__Exercise instructions__:
Every line of the data below is to be retyped exactly.

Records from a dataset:

Start of Block

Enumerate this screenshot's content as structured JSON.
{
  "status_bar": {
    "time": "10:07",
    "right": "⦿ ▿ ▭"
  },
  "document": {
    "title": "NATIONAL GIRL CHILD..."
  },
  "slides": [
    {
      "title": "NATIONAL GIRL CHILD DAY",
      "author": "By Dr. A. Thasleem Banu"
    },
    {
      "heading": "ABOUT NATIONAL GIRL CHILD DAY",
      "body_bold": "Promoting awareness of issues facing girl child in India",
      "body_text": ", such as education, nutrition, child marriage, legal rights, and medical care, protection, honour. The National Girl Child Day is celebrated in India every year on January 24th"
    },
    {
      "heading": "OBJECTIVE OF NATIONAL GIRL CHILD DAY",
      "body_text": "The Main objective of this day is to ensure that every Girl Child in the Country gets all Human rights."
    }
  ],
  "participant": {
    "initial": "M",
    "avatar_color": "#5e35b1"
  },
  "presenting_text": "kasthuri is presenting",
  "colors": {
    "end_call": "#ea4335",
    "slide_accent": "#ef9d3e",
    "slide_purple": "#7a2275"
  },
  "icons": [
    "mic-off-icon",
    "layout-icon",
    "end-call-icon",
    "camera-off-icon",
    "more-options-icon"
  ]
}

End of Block

__Your response__:
Enumerate this screenshot's content as structured JSON.
{
  "status_bar": {
    "time": "10:07",
    "right": "⦿ ▿ ▭"
  },
  "document": {
    "title": "NATIONAL GIRL CHILD..."
  },
  "slides": [
    {
      "title": "NATIONAL GIRL CHILD DAY",
      "author": "By Dr. A. Thasleem Banu"
    },
    {
      "heading": "ABOUT NATIONAL GIRL CHILD DAY",
      "body_bold": "Promoting awareness of issues facing girl child in India",
      "body_text": ", such as education, nutrition, child marriage, legal rights, and medical care, protection, honour. The National Girl Child Day is celebrated in India every year on January 24th"
    },
    {
      "heading": "OBJECTIVE OF NATIONAL GIRL CHILD DAY",
      "body_text": "The Main objective of this day is to ensure that every Girl Child in the Country gets all Human rights."
    }
  ],
  "participant": {
    "initial": "M",
    "avatar_color": "#5e35b1"
  },
  "presenting_text": "kasthuri is presenting",
  "colors": {
    "end_call": "#ea4335",
    "slide_accent": "#ef9d3e",
    "slide_purple": "#7a2275"
  },
  "icons": [
    "mic-off-icon",
    "layout-icon",
    "end-call-icon",
    "camera-off-icon",
    "more-options-icon"
  ]
}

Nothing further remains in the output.